Extracted records
════════════════

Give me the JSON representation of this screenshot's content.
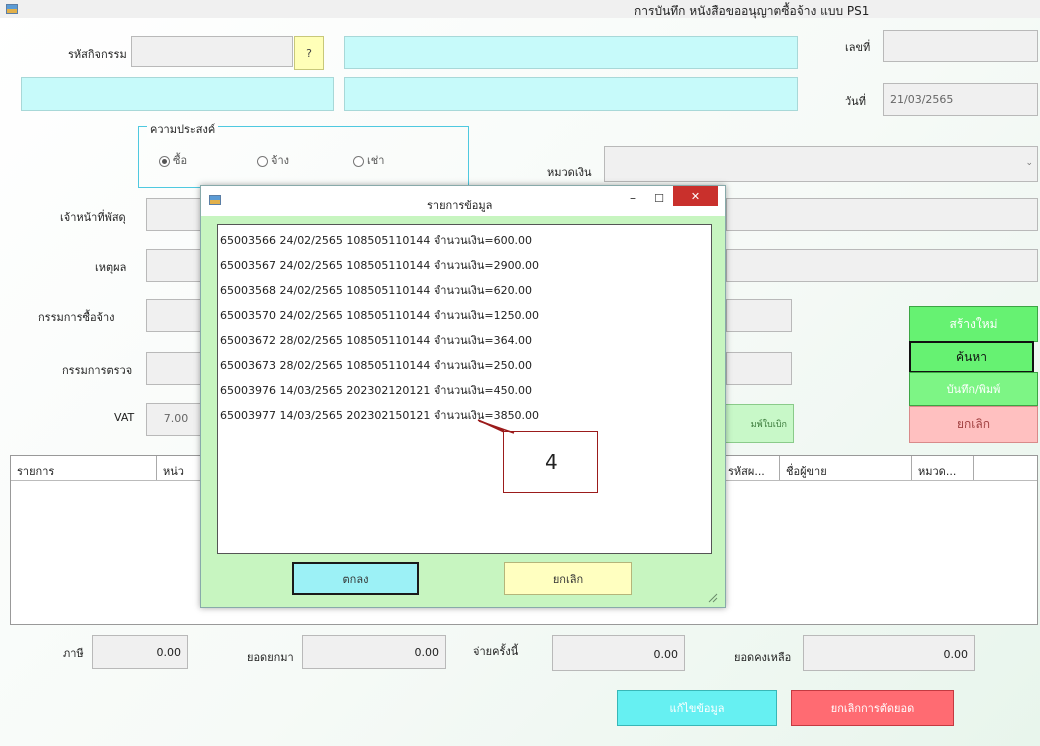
{
  "window": {
    "title": "การบันทึก หนังสือขออนุญาตซื้อจ้าง แบบ PS1"
  },
  "form": {
    "activity_code_label": "รหัสกิจกรรม",
    "lookup_button": "?",
    "number_label": "เลขที่",
    "date_label": "วันที่",
    "date_value": "21/03/2565",
    "purpose_group": "ความประสงค์",
    "purpose_options": [
      "ซื้อ",
      "จ้าง",
      "เช่า"
    ],
    "budget_category_label": "หมวดเงิน",
    "officer_label": "เจ้าหน้าที่พัสดุ",
    "reason_label": "เหตุผล",
    "purchase_committee_label": "กรรมการซื้อจ้าง",
    "inspection_committee_label": "กรรมการตรวจ",
    "vat_label": "VAT",
    "vat_value": "7.00",
    "partial_button": "มพ์ใบเบิก"
  },
  "actions": {
    "new": "สร้างใหม่",
    "search": "ค้นหา",
    "save_print": "บันทึก/พิมพ์",
    "cancel": "ยกเลิก",
    "edit": "แก้ไขข้อมูล",
    "cancel_cut": "ยกเลิกการตัดยอด"
  },
  "grid": {
    "columns": [
      "รายการ",
      "หน่ว",
      "รหัสผ...",
      "ชื่อผู้ขาย",
      "หมวด..."
    ]
  },
  "totals": {
    "tax_label": "ภาษี",
    "tax_value": "0.00",
    "carried_label": "ยอดยกมา",
    "carried_value": "0.00",
    "paid_label": "จ่ายครั้งนี้",
    "paid_value": "0.00",
    "remaining_label": "ยอดคงเหลือ",
    "remaining_value": "0.00"
  },
  "dialog": {
    "title": "รายการข้อมูล",
    "items": [
      "65003566 24/02/2565 108505110144 จำนวนเงิน=600.00",
      "65003567 24/02/2565 108505110144 จำนวนเงิน=2900.00",
      "65003568 24/02/2565 108505110144 จำนวนเงิน=620.00",
      "65003570 24/02/2565 108505110144 จำนวนเงิน=1250.00",
      "65003672 28/02/2565 108505110144 จำนวนเงิน=364.00",
      "65003673 28/02/2565 108505110144 จำนวนเงิน=250.00",
      "65003976 14/03/2565 202302120121 จำนวนเงิน=450.00",
      "65003977 14/03/2565 202302150121 จำนวนเงิน=3850.00"
    ],
    "ok": "ตกลง",
    "cancel": "ยกเลิก"
  },
  "callout": {
    "text": "4"
  },
  "colors": {
    "cyan_field": "#c7fafa",
    "green_button": "#66f272",
    "pink_button": "#ffc0c0",
    "dialog_bg": "#c7f5c0",
    "callout_border": "#9b1b1b"
  },
  "icons": [
    "app-icon",
    "minimize-icon",
    "maximize-icon",
    "close-icon",
    "dropdown-icon",
    "resize-grip-icon"
  ]
}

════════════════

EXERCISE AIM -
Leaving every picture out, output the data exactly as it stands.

EXPECTED OUTPUT -
Give me the JSON representation of this screenshot's content.
{
  "window": {
    "title": "การบันทึก หนังสือขออนุญาตซื้อจ้าง แบบ PS1"
  },
  "form": {
    "activity_code_label": "รหัสกิจกรรม",
    "lookup_button": "?",
    "number_label": "เลขที่",
    "date_label": "วันที่",
    "date_value": "21/03/2565",
    "purpose_group": "ความประสงค์",
    "purpose_options": [
      "ซื้อ",
      "จ้าง",
      "เช่า"
    ],
    "budget_category_label": "หมวดเงิน",
    "officer_label": "เจ้าหน้าที่พัสดุ",
    "reason_label": "เหตุผล",
    "purchase_committee_label": "กรรมการซื้อจ้าง",
    "inspection_committee_label": "กรรมการตรวจ",
    "vat_label": "VAT",
    "vat_value": "7.00",
    "partial_button": "มพ์ใบเบิก"
  },
  "actions": {
    "new": "สร้างใหม่",
    "search": "ค้นหา",
    "save_print": "บันทึก/พิมพ์",
    "cancel": "ยกเลิก",
    "edit": "แก้ไขข้อมูล",
    "cancel_cut": "ยกเลิกการตัดยอด"
  },
  "grid": {
    "columns": [
      "รายการ",
      "หน่ว",
      "รหัสผ...",
      "ชื่อผู้ขาย",
      "หมวด..."
    ]
  },
  "totals": {
    "tax_label": "ภาษี",
    "tax_value": "0.00",
    "carried_label": "ยอดยกมา",
    "carried_value": "0.00",
    "paid_label": "จ่ายครั้งนี้",
    "paid_value": "0.00",
    "remaining_label": "ยอดคงเหลือ",
    "remaining_value": "0.00"
  },
  "dialog": {
    "title": "รายการข้อมูล",
    "items": [
      "65003566 24/02/2565 108505110144 จำนวนเงิน=600.00",
      "65003567 24/02/2565 108505110144 จำนวนเงิน=2900.00",
      "65003568 24/02/2565 108505110144 จำนวนเงิน=620.00",
      "65003570 24/02/2565 108505110144 จำนวนเงิน=1250.00",
      "65003672 28/02/2565 108505110144 จำนวนเงิน=364.00",
      "65003673 28/02/2565 108505110144 จำนวนเงิน=250.00",
      "65003976 14/03/2565 202302120121 จำนวนเงิน=450.00",
      "65003977 14/03/2565 202302150121 จำนวนเงิน=3850.00"
    ],
    "ok": "ตกลง",
    "cancel": "ยกเลิก"
  },
  "callout": {
    "text": "4"
  },
  "colors": {
    "cyan_field": "#c7fafa",
    "green_button": "#66f272",
    "pink_button": "#ffc0c0",
    "dialog_bg": "#c7f5c0",
    "callout_border": "#9b1b1b"
  },
  "icons": [
    "app-icon",
    "minimize-icon",
    "maximize-icon",
    "close-icon",
    "dropdown-icon",
    "resize-grip-icon"
  ]
}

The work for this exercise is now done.